Top of Excerpted records

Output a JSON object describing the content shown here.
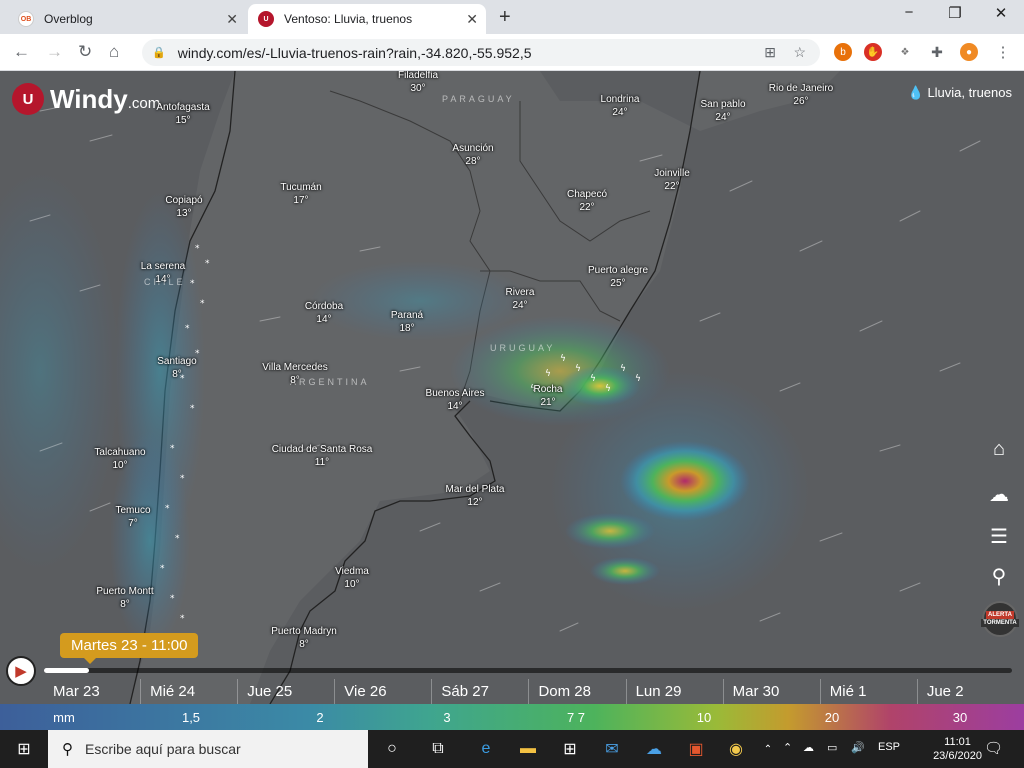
{
  "browser": {
    "tabs": [
      {
        "label": "Overblog",
        "favicon": "OB"
      },
      {
        "label": "Ventoso: Lluvia, truenos",
        "favicon": "windy-logo"
      }
    ],
    "new_tab": "+",
    "url": "windy.com/es/-Lluvia-truenos-rain?rain,-34.820,-55.952,5"
  },
  "map": {
    "logo_name": "Windy",
    "logo_domain": ".com",
    "layer_label": "Lluvia, truenos",
    "countries": [
      "PARAGUAY",
      "CHILE",
      "ARGENTINA",
      "URUGUAY"
    ],
    "cities": [
      {
        "name": "Filadelfia",
        "temp": "30°"
      },
      {
        "name": "Londrina",
        "temp": "24°"
      },
      {
        "name": "Rio de Janeiro",
        "temp": "26°"
      },
      {
        "name": "San pablo",
        "temp": "24°"
      },
      {
        "name": "Antofagasta",
        "temp": "15°"
      },
      {
        "name": "Asunción",
        "temp": "28°"
      },
      {
        "name": "Joinville",
        "temp": "22°"
      },
      {
        "name": "Tucumán",
        "temp": "17°"
      },
      {
        "name": "Chapecó",
        "temp": "22°"
      },
      {
        "name": "Copiapó",
        "temp": "13°"
      },
      {
        "name": "La serena",
        "temp": "14°"
      },
      {
        "name": "Puerto alegre",
        "temp": "25°"
      },
      {
        "name": "Rivera",
        "temp": "24°"
      },
      {
        "name": "Córdoba",
        "temp": "14°"
      },
      {
        "name": "Paraná",
        "temp": "18°"
      },
      {
        "name": "Santiago",
        "temp": "8°"
      },
      {
        "name": "Villa Mercedes",
        "temp": "8°"
      },
      {
        "name": "Rocha",
        "temp": "21°"
      },
      {
        "name": "Buenos Aires",
        "temp": "14°"
      },
      {
        "name": "Talcahuano",
        "temp": "10°"
      },
      {
        "name": "Ciudad de Santa Rosa",
        "temp": "11°"
      },
      {
        "name": "Mar del Plata",
        "temp": "12°"
      },
      {
        "name": "Temuco",
        "temp": "7°"
      },
      {
        "name": "Viedma",
        "temp": "10°"
      },
      {
        "name": "Puerto Montt",
        "temp": "8°"
      },
      {
        "name": "Puerto Madryn",
        "temp": "8°"
      }
    ],
    "side_icons": [
      "home-icon",
      "thunderstorm-icon",
      "menu-icon",
      "search-icon"
    ],
    "alert_label": "ALERTA",
    "alert_sublabel": "TORMENTA"
  },
  "timeline": {
    "current": "Martes 23 - 11:00",
    "progress": 0.046,
    "days": [
      "Mar 23",
      "Mié 24",
      "Jue 25",
      "Vie 26",
      "Sáb 27",
      "Dom 28",
      "Lun 29",
      "Mar 30",
      "Mié 1",
      "Jue 2"
    ]
  },
  "legend": {
    "unit": "mm",
    "values": [
      "1,5",
      "2",
      "3",
      "7 7",
      "10",
      "20",
      "30"
    ]
  },
  "taskbar": {
    "search_placeholder": "Escribe aquí para buscar",
    "language": "ESP",
    "time": "11:01",
    "date": "23/6/2020"
  }
}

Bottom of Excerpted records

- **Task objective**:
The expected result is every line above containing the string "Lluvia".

- **Result for this exercise**:
        "label": "Ventoso: Lluvia, truenos",
    "url": "windy.com/es/-Lluvia-truenos-rain?rain,-34.820,-55.952,5"
    "layer_label": "Lluvia, truenos",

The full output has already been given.